‘In the scar,’ says Anjray. I ask how far in they take them into that part of the ruins. He is not comfortable to answer fully, but says something about far enough, and then goes on to show me the details of the sleeping arrangements.
The ‘scar’ is the area at the centre of Sentiri where the fiery cataclysm killed the city. For two nights and days a column of fire burned from sky to ground. When it vanished, the heart of the city was a blackened pit. Charred blocks teeter on the edge of the wound. Nothing grows there, and the rain gathers in black pools at the bottom. The heat of the fire did not burn anything outside the circle of the inferno, but it sucked the air in from miles around and bleached colour from stone, leaves and wood. Nothing that breathed survived. Even now, the new residents find desiccated bodies amongst the outer ring of buildings. But it’s the ghosts that worry them more than corpses.
For most of the people who have made Sentiri their home, the idea of desecration is foreign. The cinder houses may have been made for the dead, but they do not belong to them. The wishes of the original makers are similarly put to one side without a thought. It’s a much more tangible fear that gives Anjray his trade.

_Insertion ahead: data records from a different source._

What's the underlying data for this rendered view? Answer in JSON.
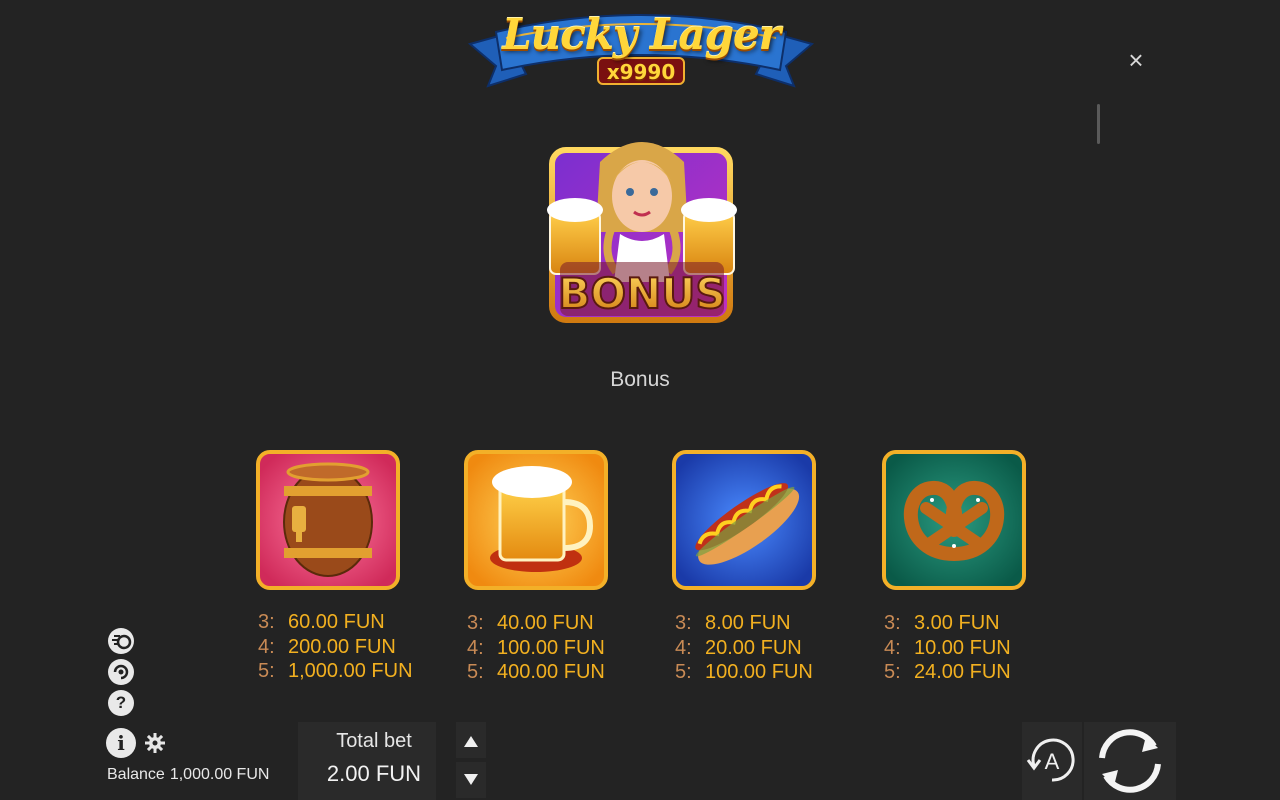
{
  "logo": {
    "title": "Lucky Lager",
    "multiplier": "x9990"
  },
  "bonus": {
    "symbol_text": "BONUS",
    "caption": "Bonus"
  },
  "paytable": [
    {
      "symbol": "beer-barrel",
      "payouts": [
        {
          "count": "3:",
          "amount": "60.00 FUN"
        },
        {
          "count": "4:",
          "amount": "200.00 FUN"
        },
        {
          "count": "5:",
          "amount": "1,000.00 FUN"
        }
      ]
    },
    {
      "symbol": "beer-mug",
      "payouts": [
        {
          "count": "3:",
          "amount": "40.00 FUN"
        },
        {
          "count": "4:",
          "amount": "100.00 FUN"
        },
        {
          "count": "5:",
          "amount": "400.00 FUN"
        }
      ]
    },
    {
      "symbol": "hot-dog",
      "payouts": [
        {
          "count": "3:",
          "amount": "8.00 FUN"
        },
        {
          "count": "4:",
          "amount": "20.00 FUN"
        },
        {
          "count": "5:",
          "amount": "100.00 FUN"
        }
      ]
    },
    {
      "symbol": "pretzel",
      "payouts": [
        {
          "count": "3:",
          "amount": "3.00 FUN"
        },
        {
          "count": "4:",
          "amount": "10.00 FUN"
        },
        {
          "count": "5:",
          "amount": "24.00 FUN"
        }
      ]
    }
  ],
  "controls": {
    "close_glyph": "×",
    "info_glyph": "i",
    "help_glyph": "?",
    "autoplay_glyph": "A",
    "balance_label": "Balance",
    "balance_value": "1,000.00 FUN",
    "total_bet_label": "Total bet",
    "total_bet_value": "2.00 FUN"
  },
  "colors": {
    "background": "#232323",
    "payout_amount": "#f2b020",
    "payout_count": "#c88a55",
    "panel": "#2a2a2a"
  }
}
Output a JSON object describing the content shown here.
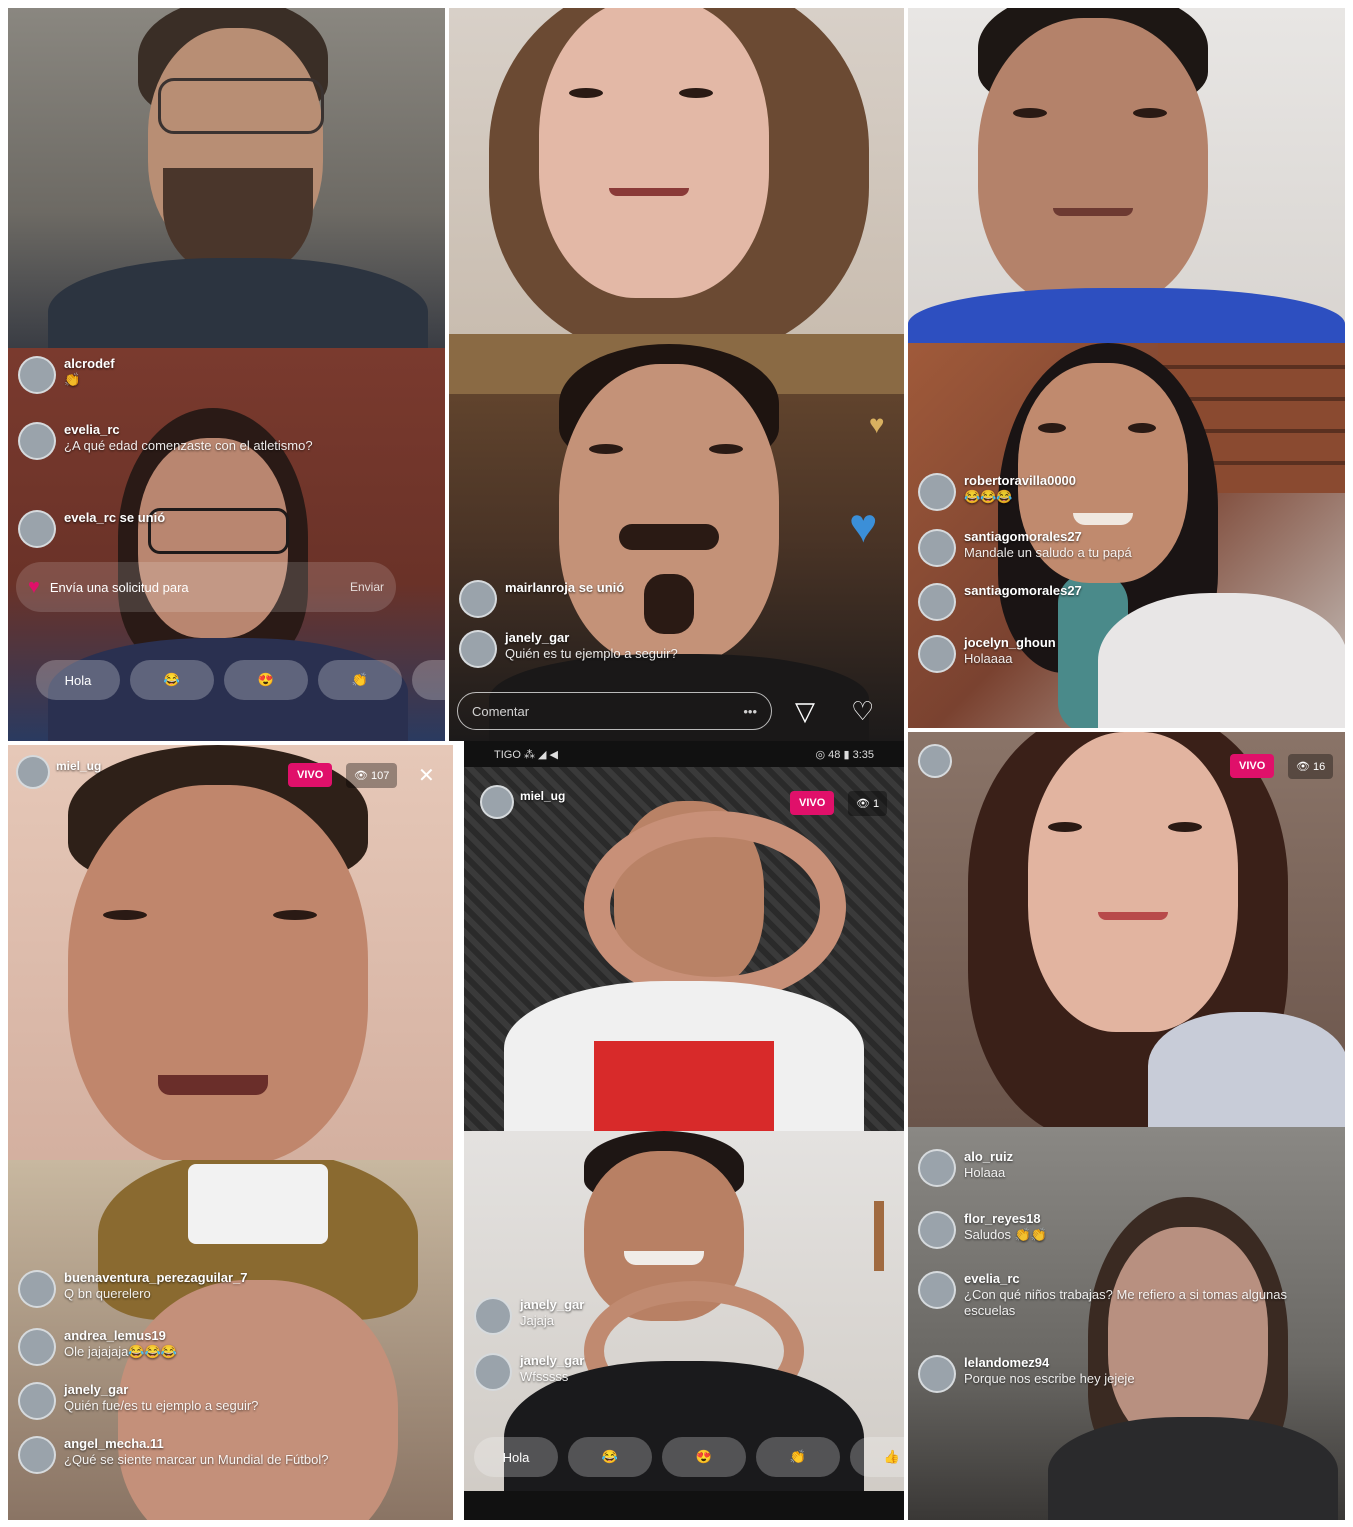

‘People lose things,’ said Anjray when I asked him what happens when the ghosts come. He does not mean a bowl of fruit or a few coins either. ‘Memory, health, those they like,’ he said, and then adds a story about a woman who moved into a cinder-house without appeasing the spirits. ‘Within a week she had lost her name. Just her name, mind you. Some of her family tried to get her to leave, but she wouldn’t. Another two nights and the feeling in her fingers was gone. Then she forgot who her second son was. By the time her family got her to leave, she could not remember the town where she was born and she was starting to go blind in her left eye.’ It’s the sort of story to give you pause while eyeing the sleeping rugs and perfectly folded blankets. Anjray clearly does not see it that way; that will not happen here because he has taken care of all the necessities.
It might be tempting to see these stories as part of the sales patter – something to fear so that you are eager and grateful for the services of a banisher. That would be comforting, but spend time with anyone from the reborn city and you will hear similar. The hunger of the dead for the living is real. Business for the banishers is booming. They are the reason that there is a city here at all, rather than a silent ring of tombs around a crater. But they are also the emerging authority in the city. What they say goes. If someone can’t get a banisher to mark a building as safe, then no one is going to live there. I have also heard quiet rumours that they are the reason that people have not built more new structures. A new building does not need the dead soothing before people feel safe to enter it. There will be a natural limit to the banishers’ growing power. At some point, if the city keeps growing, they will run out of empty cinder-houses. Anjray does not seem worried that he is going to be out of a job.
‘Sometime and perhaps,’ he says with a smile, until then business is good. ‘After I am amongst the dead, my children, or their children might not need someone like me. Until then…’ he smiles and gestures at the building around then. ‘Until then we all need somewhere safe to rest.’ The wind stirs the hangings over the doors, and outside the sun is falling and twilight growing amongst the cinder houses.
Yours in service,
Edited by Greg Smith